FY 2000-01 proposed state budget: $10.7 billion
FY 2000-01 proposed K-12 budget: $4.50 billion
FY 1998-1999 K-12 budget: $4.38 billion
Percent change K-12 budget: +2.7 percent
Estimated enrollment: 541,000
- Biennial budget would add $100 million for School Improvement Fund to help students meet state's academic standards.
- Budget would raise $50 million in bond funds for education technology to link classroom voice, data, and video communications to Internet.
- Plan would provide $20 million for a "distressed schools fund" to help schools overcome multiple barriers to improved student achievement.
- Also would add $3.5 million to expand Oregon's prekindergarten programs to reach half of all eligible children.
- Proposes $3.3 million total to help implement statewide K-12 database.
George W. Bush (R)
FY 2000-01 proposed state budget: $96.4 billion
FY 2000-01 proposed K-12 budget: $22.88 billion
FY 1998-99 K-12 budget: $19.82 billion
Percent change K-12 budget: +15.4 percent
Estimated enrollment: 3.9 million
- Governor's education budget proposes $2 billion in tax relief for local school districts over fiscal 2000-01 biennium.
- Budget would raise discretionary state aid to local school districts by $1 billion over the biennium to about $21 billion. Governor wants funds to be used for raising teacher salaries and school improvement. Funds are allocated as part of per-pupil state aid.
- Gov. Bush proposes $172 million in new spending for programs tied to his plan to end social promotion of academically unready students.
- Spending plan would raise funding for textbooks by $167 million, to $490.9 million, and add $35 million for new teacher reading academies.
Governor: Howard Dean (D)
FY 2000 proposed state budget: $13.4 billion
FY 2000 proposed K-12 budget: $659.44 million
FY 1999 K-12 budget: $632 million
Percentage change: +4.3 percent
Estimated enrollment: 104,800
- Vermont is in its second year of phasing in Act 60. That 1997 law changed state's school finance system by abolishing local property taxes and creating new statewide education fund. For fiscal 2000, governor is proposing additional $554,000, for total of $2.6 million, to cover costs of administering, analyzing, and reporting assessment results mandated by Act 60.

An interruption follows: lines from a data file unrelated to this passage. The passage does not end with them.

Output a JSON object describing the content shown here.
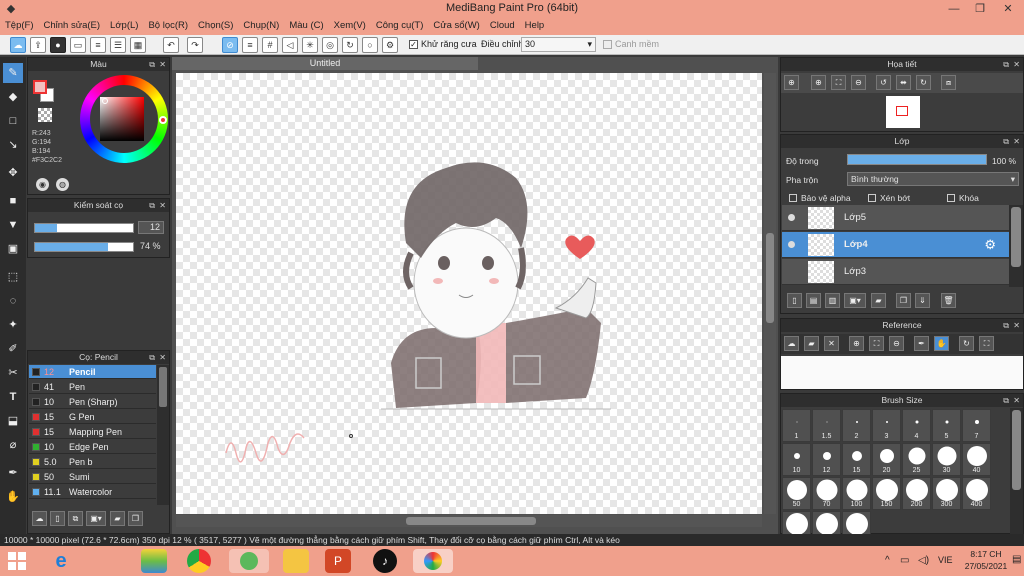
{
  "window": {
    "title": "MediBang Paint Pro (64bit)"
  },
  "menu": [
    "Tệp(F)",
    "Chỉnh sửa(E)",
    "Lớp(L)",
    "Bộ lọc(R)",
    "Chọn(S)",
    "Chụp(N)",
    "Màu (C)",
    "Xem(V)",
    "Công cụ(T)",
    "Cửa sổ(W)",
    "Cloud",
    "Help"
  ],
  "toolbar": {
    "antialias_label": "Khử răng cưa",
    "adjust_label": "Điều chỉnh",
    "adjust_value": "30",
    "smooth_label": "Canh mềm"
  },
  "color_panel": {
    "title": "Màu",
    "r": "R:243",
    "g": "G:194",
    "b": "B:194",
    "hex": "#F3C2C2",
    "fg": "#f3c2c2"
  },
  "brush_control": {
    "title": "Kiểm soát cọ",
    "size": "12",
    "opacity": "74 %"
  },
  "brush_panel": {
    "title": "Cọ: Pencil",
    "items": [
      {
        "size": "12",
        "name": "Pencil",
        "color": "#222222"
      },
      {
        "size": "41",
        "name": "Pen",
        "color": "#222222"
      },
      {
        "size": "10",
        "name": "Pen (Sharp)",
        "color": "#222222"
      },
      {
        "size": "15",
        "name": "G Pen",
        "color": "#e03030"
      },
      {
        "size": "15",
        "name": "Mapping Pen",
        "color": "#e03030"
      },
      {
        "size": "10",
        "name": "Edge Pen",
        "color": "#30b030"
      },
      {
        "size": "5.0",
        "name": "Pen b",
        "color": "#e0d020"
      },
      {
        "size": "50",
        "name": "Sumi",
        "color": "#e0d020"
      },
      {
        "size": "11.1",
        "name": "Watercolor",
        "color": "#60b0f0"
      }
    ]
  },
  "canvas": {
    "tab": "Untitled"
  },
  "navigator": {
    "title": "Họa tiết"
  },
  "layers": {
    "title": "Lớp",
    "opacity_label": "Độ trong",
    "opacity_value": "100 %",
    "blend_label": "Pha trộn",
    "blend_value": "Bình thường",
    "protect_alpha": "Bảo vệ alpha",
    "clipping": "Xén bớt",
    "lock": "Khóa",
    "items": [
      "Lớp5",
      "Lớp4",
      "Lớp3"
    ]
  },
  "reference": {
    "title": "Reference"
  },
  "brush_size": {
    "title": "Brush Size",
    "sizes": [
      "1",
      "1.5",
      "2",
      "3",
      "4",
      "5",
      "7",
      "10",
      "12",
      "15",
      "20",
      "25",
      "30",
      "40",
      "50",
      "70",
      "100",
      "150",
      "200",
      "300",
      "400"
    ]
  },
  "status": "10000 * 10000 pixel   (72.6 * 72.6cm)   350 dpi   12 %   ( 3517, 5277 )   Vẽ một đường thẳng bằng cách giữ phím Shift, Thay đổi cỡ cọ bằng cách giữ phím Ctrl, Alt và kéo",
  "taskbar": {
    "lang": "VIE",
    "time": "8:17 CH",
    "date": "27/05/2021"
  }
}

- Budget plan includes new, $600,000 allotment for reading readiness and $400,000 for early mathematics programs, to help students meet state standards.
- Governor also proposes spending additional $300,000 in state education department administrative funding earmarked for continuing implementation of Act 60.

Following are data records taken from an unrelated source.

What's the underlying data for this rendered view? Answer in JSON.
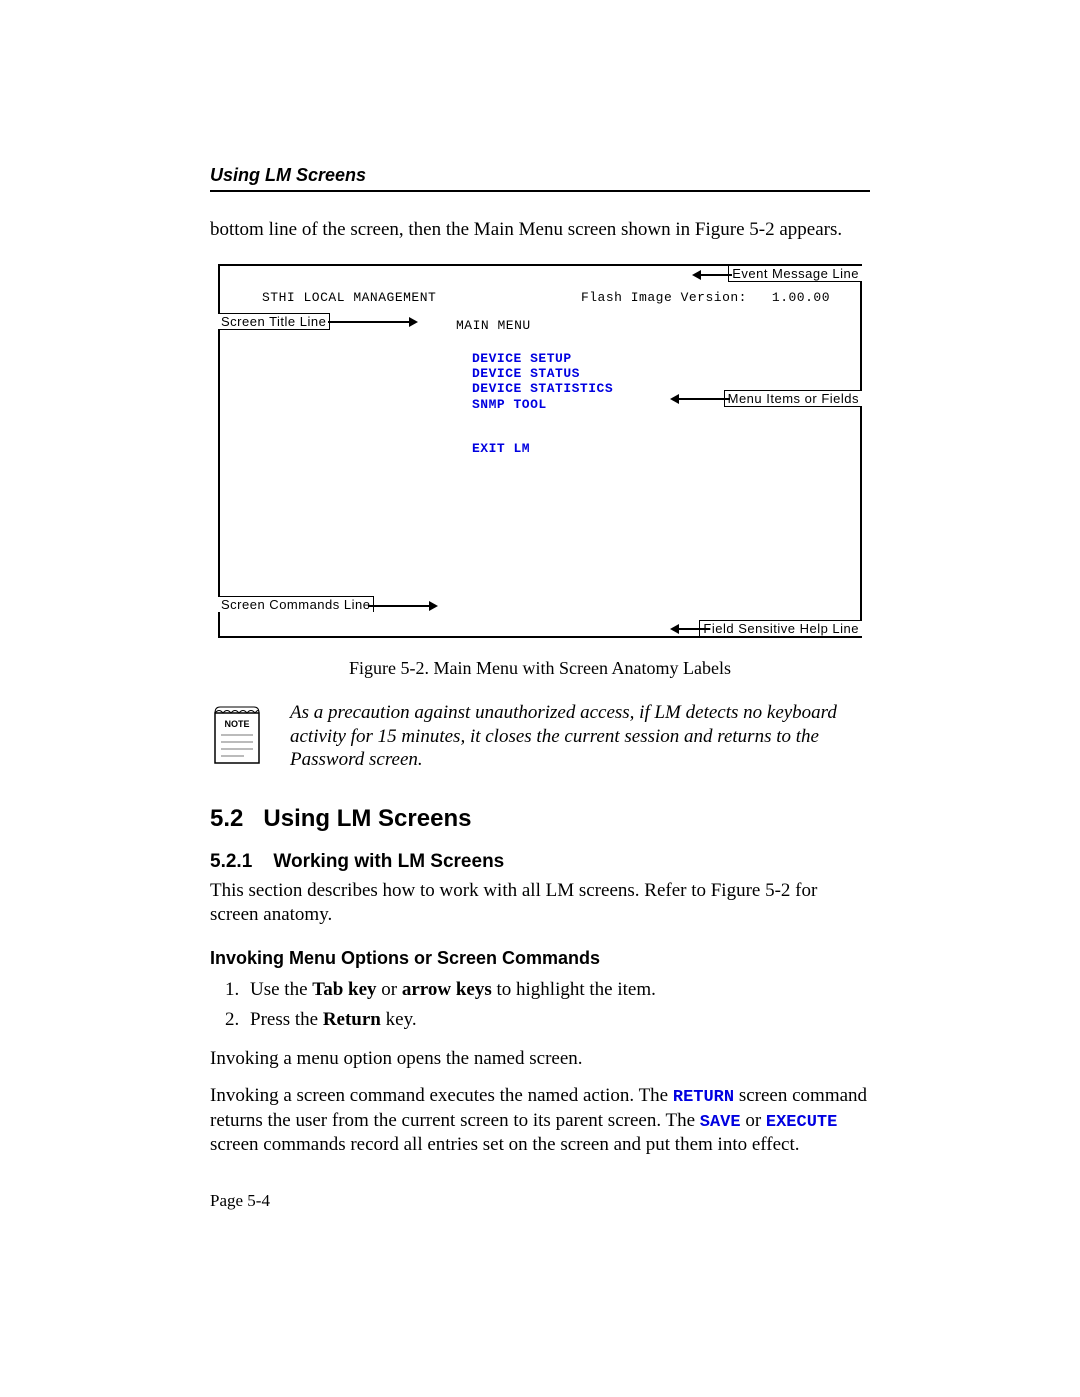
{
  "header": {
    "title": "Using LM Screens"
  },
  "intro": "bottom line of the screen, then the Main Menu screen shown in Figure 5-2 appears.",
  "figure": {
    "header_left": "STHI LOCAL MANAGEMENT",
    "header_right_prefix": "Flash Image Version:",
    "header_right_version": "1.00.00",
    "main_menu_title": "MAIN MENU",
    "menu_items": [
      "DEVICE SETUP",
      "DEVICE STATUS",
      "DEVICE STATISTICS",
      "SNMP TOOL"
    ],
    "exit_item": "EXIT LM",
    "callouts": {
      "event_msg": "Event Message Line",
      "title_line": "Screen Title Line",
      "menu_items": "Menu Items or Fields",
      "cmds_line": "Screen Commands Line",
      "help_line": "Field Sensitive Help Line"
    },
    "caption": "Figure 5-2.  Main Menu with Screen Anatomy Labels"
  },
  "note": {
    "badge": "NOTE",
    "text": "As a precaution against unauthorized access, if LM detects no keyboard activity for 15 minutes, it closes the current session and returns to the Password screen."
  },
  "sec": {
    "num": "5.2",
    "title": "Using LM Screens",
    "sub_num": "5.2.1",
    "sub_title": "Working with LM Screens",
    "sub_intro": "This section describes how to work with all LM screens. Refer to Figure 5-2 for screen anatomy.",
    "invoke_heading": "Invoking Menu Options or Screen Commands",
    "steps": {
      "s1_prefix": "Use the ",
      "s1_key1": "Tab key",
      "s1_mid": " or ",
      "s1_key2": "arrow keys",
      "s1_suffix": " to highlight the item.",
      "s2_prefix": "Press the ",
      "s2_key": "Return",
      "s2_suffix": " key."
    },
    "para_a": "Invoking a menu option opens the named screen.",
    "para_b": {
      "p1": "Invoking a screen command executes the named action. The ",
      "cmd1": "RETURN",
      "p2": " screen command returns the user from the current screen to its parent screen. The ",
      "cmd2": "SAVE",
      "p3": " or ",
      "cmd3": "EXECUTE",
      "p4": " screen commands record all entries set on the screen and put them into effect."
    }
  },
  "footer": {
    "page": "Page 5-4"
  }
}
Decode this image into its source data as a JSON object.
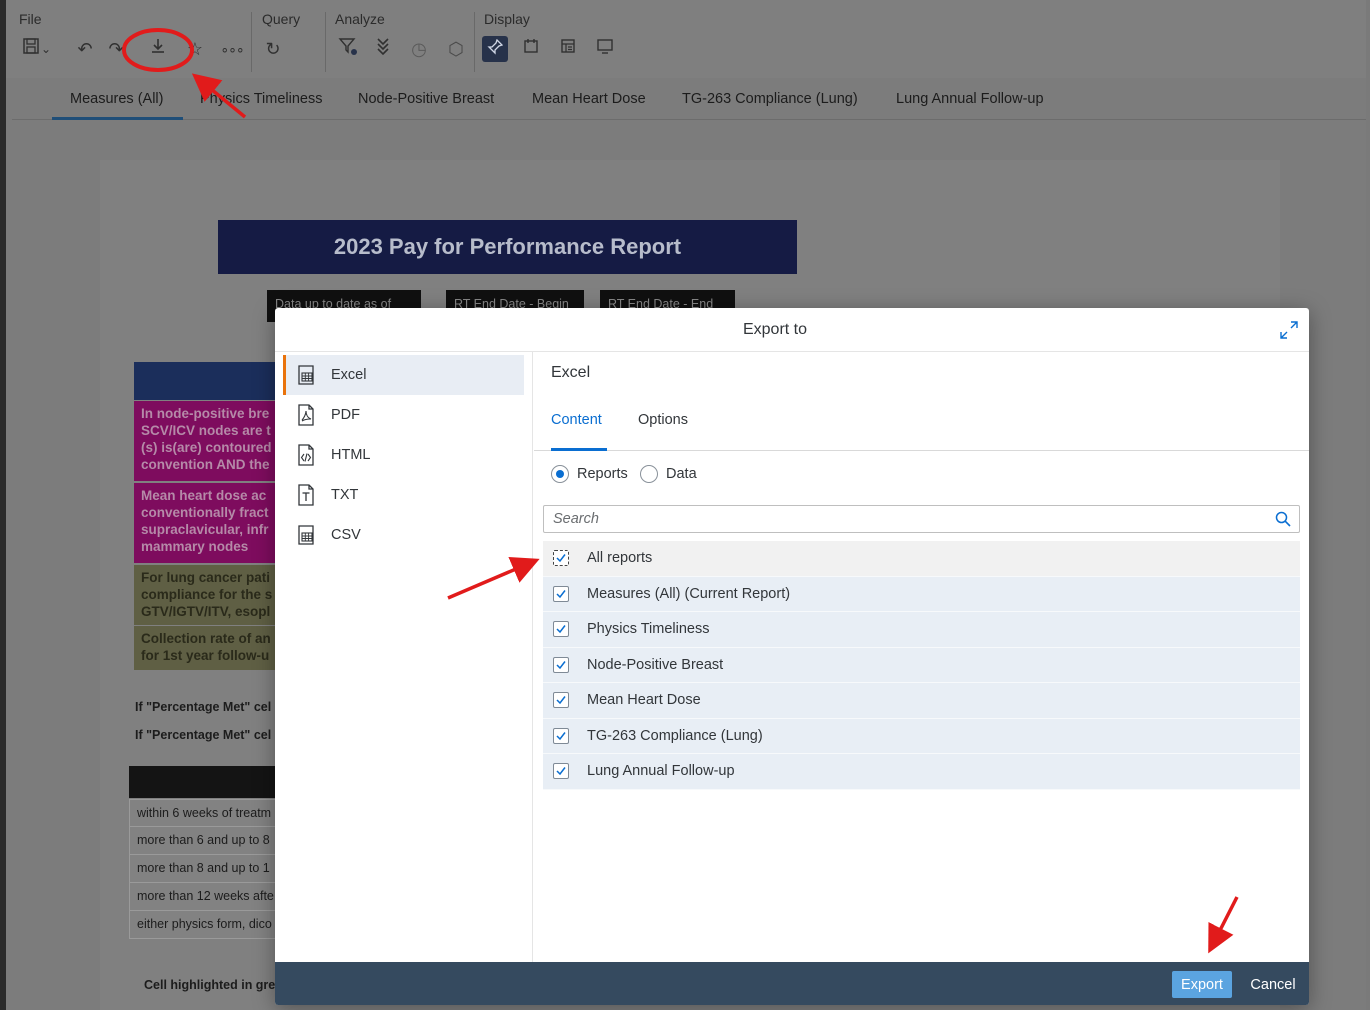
{
  "toolbar": {
    "groups": {
      "file": "File",
      "query": "Query",
      "analyze": "Analyze",
      "display": "Display"
    },
    "icons": [
      "save-icon",
      "chevron-down-icon",
      "undo-icon",
      "redo-icon",
      "download-icon",
      "favorite-icon",
      "more-icon",
      "refresh-icon",
      "filter-icon",
      "drill-icon",
      "history-icon",
      "cube-icon",
      "pin-icon",
      "panel-icon",
      "outline-icon",
      "screen-icon"
    ]
  },
  "tabs": [
    "Measures (All)",
    "Physics Timeliness",
    "Node-Positive Breast",
    "Mean Heart Dose",
    "TG-263 Compliance (Lung)",
    "Lung Annual Follow-up"
  ],
  "report": {
    "title": "2023 Pay for Performance Report",
    "header_cells": [
      "Data up to date as of",
      "RT End Date - Begin",
      "RT End Date - End"
    ],
    "measures": [
      [
        "In node-positive bre",
        "SCV/ICV nodes are t",
        "(s) is(are) contoured",
        "convention AND the"
      ],
      [
        "Mean heart dose ac",
        "conventionally fract",
        "supraclavicular, infr",
        "mammary nodes"
      ],
      [
        "For lung cancer pati",
        "compliance for the s",
        "GTV/IGTV/ITV, esopl"
      ],
      [
        "Collection rate of an",
        "for 1st year follow-u"
      ]
    ],
    "notes": [
      "If \"Percentage Met\" cel",
      "If \"Percentage Met\" cel"
    ],
    "time_rows": [
      "within 6 weeks of treatm",
      "more than 6 and up to 8",
      "more than 8 and up to 1",
      "more than 12 weeks afte",
      "either physics form, dico"
    ],
    "footnote": "Cell highlighted in gre"
  },
  "dialog": {
    "title": "Export to",
    "formats": [
      {
        "label": "Excel",
        "icon": "excel-icon",
        "selected": true
      },
      {
        "label": "PDF",
        "icon": "pdf-icon",
        "selected": false
      },
      {
        "label": "HTML",
        "icon": "html-icon",
        "selected": false
      },
      {
        "label": "TXT",
        "icon": "txt-icon",
        "selected": false
      },
      {
        "label": "CSV",
        "icon": "csv-icon",
        "selected": false
      }
    ],
    "settings_title": "Excel",
    "settings_tabs": [
      "Content",
      "Options"
    ],
    "active_settings_tab": "Content",
    "radio_options": [
      {
        "label": "Reports",
        "selected": true
      },
      {
        "label": "Data",
        "selected": false
      }
    ],
    "search_placeholder": "Search",
    "reports": [
      {
        "label": "All reports",
        "checked": true
      },
      {
        "label": "Measures (All) (Current Report)",
        "checked": true
      },
      {
        "label": "Physics Timeliness",
        "checked": true
      },
      {
        "label": "Node-Positive Breast",
        "checked": true
      },
      {
        "label": "Mean Heart Dose",
        "checked": true
      },
      {
        "label": "TG-263 Compliance (Lung)",
        "checked": true
      },
      {
        "label": "Lung Annual Follow-up",
        "checked": true
      }
    ],
    "export_label": "Export",
    "cancel_label": "Cancel"
  },
  "colors": {
    "accent": "#0a6ed1",
    "selection_marker": "#e9730c",
    "footer": "#354a5f",
    "primary_button": "#5ba4e0",
    "annotation_red": "#e11b1b"
  }
}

Governor: James S. Gilmore III (R)
FY 2000 proposed state budget: $10.8 billion
FY 2000 proposed K-12 budget: $3.8 billion
FY 1999 K-12 budget: $3.5 billion

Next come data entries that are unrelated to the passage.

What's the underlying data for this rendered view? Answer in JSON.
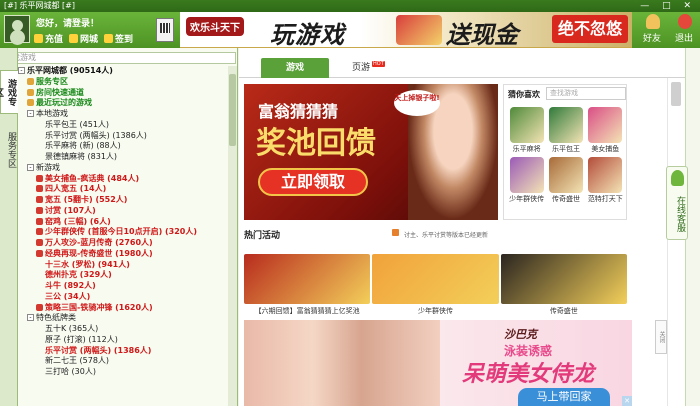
{
  "window": {
    "title": "[#] 乐平网城都 [#]"
  },
  "user": {
    "greeting": "您好，请登录！",
    "buttons": [
      "充值",
      "网城",
      "签到"
    ]
  },
  "banner": {
    "logo": "欢乐斗天下",
    "text_left": "玩游戏",
    "text_right": "送现金",
    "cta": "绝不忽悠"
  },
  "topright": {
    "friends": "好友",
    "exit": "退出"
  },
  "sidebar": {
    "tabs": [
      "游戏专区",
      "服务专区"
    ],
    "search_placeholder": "查找游戏",
    "tree": [
      {
        "text": "乐平网城都 (90514人)",
        "style": "bold",
        "indent": 0,
        "box": "-"
      },
      {
        "text": "服务专区",
        "style": "green",
        "indent": 1,
        "icon": "y"
      },
      {
        "text": "房间快速通道",
        "style": "green",
        "indent": 1,
        "icon": "y"
      },
      {
        "text": "最近玩过的游戏",
        "style": "green",
        "indent": 1,
        "icon": "y"
      },
      {
        "text": "本地游戏",
        "style": "dark",
        "indent": 1,
        "box": "-"
      },
      {
        "text": "乐平包王 (451人)",
        "style": "dark",
        "indent": 3
      },
      {
        "text": "乐平讨赏 (两幅头) (1386人)",
        "style": "dark",
        "indent": 3
      },
      {
        "text": "乐平麻将 (新) (88人)",
        "style": "dark",
        "indent": 3
      },
      {
        "text": "景德镇麻将 (831人)",
        "style": "dark",
        "indent": 3
      },
      {
        "text": "新游戏",
        "style": "dark",
        "indent": 1,
        "box": "-"
      },
      {
        "text": "美女捕鱼-疯话典 (484人)",
        "style": "red",
        "indent": 2,
        "icon": "r"
      },
      {
        "text": "四人宽五 (14人)",
        "style": "red",
        "indent": 2,
        "icon": "r"
      },
      {
        "text": "宽五 (5翻卡) (552人)",
        "style": "red",
        "indent": 2,
        "icon": "r"
      },
      {
        "text": "讨赏 (107人)",
        "style": "red",
        "indent": 2,
        "icon": "r"
      },
      {
        "text": "窑鸡 (三幅) (6人)",
        "style": "red",
        "indent": 2,
        "icon": "r"
      },
      {
        "text": "少年群侠传 (首服今日10点开启) (320人)",
        "style": "red",
        "indent": 2,
        "icon": "r"
      },
      {
        "text": "万人攻沙-蓝月传奇 (2760人)",
        "style": "red",
        "indent": 2,
        "icon": "r"
      },
      {
        "text": "经典再现-传奇盛世 (1980人)",
        "style": "red",
        "indent": 2,
        "icon": "r"
      },
      {
        "text": "十三水 (罗松) (941人)",
        "style": "red",
        "indent": 3
      },
      {
        "text": "德州扑克 (329人)",
        "style": "red",
        "indent": 3
      },
      {
        "text": "斗牛 (892人)",
        "style": "red",
        "indent": 3
      },
      {
        "text": "三公 (34人)",
        "style": "red",
        "indent": 3
      },
      {
        "text": "策略三国-铁骑冲锋 (1620人)",
        "style": "red",
        "indent": 2,
        "icon": "r"
      },
      {
        "text": "特色纸牌类",
        "style": "dark",
        "indent": 1,
        "box": "-"
      },
      {
        "text": "五十K (365人)",
        "style": "dark",
        "indent": 3
      },
      {
        "text": "原子 (打滚) (112人)",
        "style": "dark",
        "indent": 3
      },
      {
        "text": "乐平讨赏 (两幅头) (1386人)",
        "style": "red",
        "indent": 3
      },
      {
        "text": "新二七王 (578人)",
        "style": "dark",
        "indent": 3
      },
      {
        "text": "三打哈 (30人)",
        "style": "dark",
        "indent": 3
      }
    ]
  },
  "main": {
    "tabs": [
      {
        "label": "游戏"
      },
      {
        "label": "页游",
        "badge": "HOT"
      }
    ],
    "ad1": {
      "line1": "富翁猜猜猜",
      "line2": "奖池回馈",
      "cta": "立即领取",
      "bubble": "天上掉银子啦!"
    },
    "favorites": {
      "title": "猜你喜欢",
      "search_placeholder": "查找游戏",
      "items": [
        {
          "label": "乐平麻将",
          "color": "#4f8a3a"
        },
        {
          "label": "乐平包王",
          "color": "#2f7a3a"
        },
        {
          "label": "美女捕鱼",
          "color": "#d94e86"
        },
        {
          "label": "少年群侠传",
          "color": "#9b5ab7"
        },
        {
          "label": "传奇盛世",
          "color": "#a76a38"
        },
        {
          "label": "范特打天下",
          "color": "#b34c3a"
        }
      ]
    },
    "hot_title": "热门活动",
    "ticker": "讨主、乐平讨赏等版本已经更新",
    "activities": [
      {
        "label": "【六期回馈】富翁猜猜猜上亿奖池",
        "color": "#b82b1e"
      },
      {
        "label": "少年群侠传",
        "color": "#f1a23a"
      },
      {
        "label": "传奇盛世",
        "color": "#2a2520"
      }
    ],
    "ad2": {
      "logo": "沙巴克",
      "line1": "泳装诱惑",
      "line2": "呆萌美女侍龙",
      "cta": "马上带回家"
    },
    "close_ad": "关闭"
  },
  "customer_service": "在线客服"
}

Percent change K-12 budget: +8.6 percent
Estimated enrollment: 1.1 million
- To reduce class sizes, governor proposes spending $8 million to hire 400 new teachers in fiscal 2000, first year of his biennial budget, which lawmakers recently passed.
- Mr. Gilmore also proposes setting aside $1.5 million in his fiscal 2000 budget to open five additional Best Practice Centers to help school districts analyze test data and share curriculum ideas.
- Governor's budget also proposes to dedicate all future state lottery profits--an estimated $245 million in new money over next two years--to basic aid to public schools.
- Budget plan also includes $60 million to construct and refurbish old school buildings in fiscal 2000.
Governor: Gary Locke (D)
FY 2000-01 proposedstate budget: $19.7 billion
FY 2000-01 proposedK-12 budget: $9.38 billion
FY 1998-99K-12 budget: $8.82 billion
Percent change K-12 budget: +6.4 percent
Estimated enrollment: 951,000
- Figures reflect two-year biennial budget periods, for fiscal 1998-99 and fiscal 2000-01.
- Governor's budget would provide $40 million to match new federal funds to allow hiring of up to 1,000 new classroom teachers for elementary schools.
- Budget would add $52 million to state's learning-assistance program, which attempts to ensure that low-income school districts don't lose financial incentives when their students' test scores improve. Short-term grants would also go to help low-achieving schools modify their curricula and teaching practices.
- Budget proposal would let schools that improved test scores by 25 percent in three years share in nearly $16 million in performance awards.
Vol. 18, Issue 27, Page 24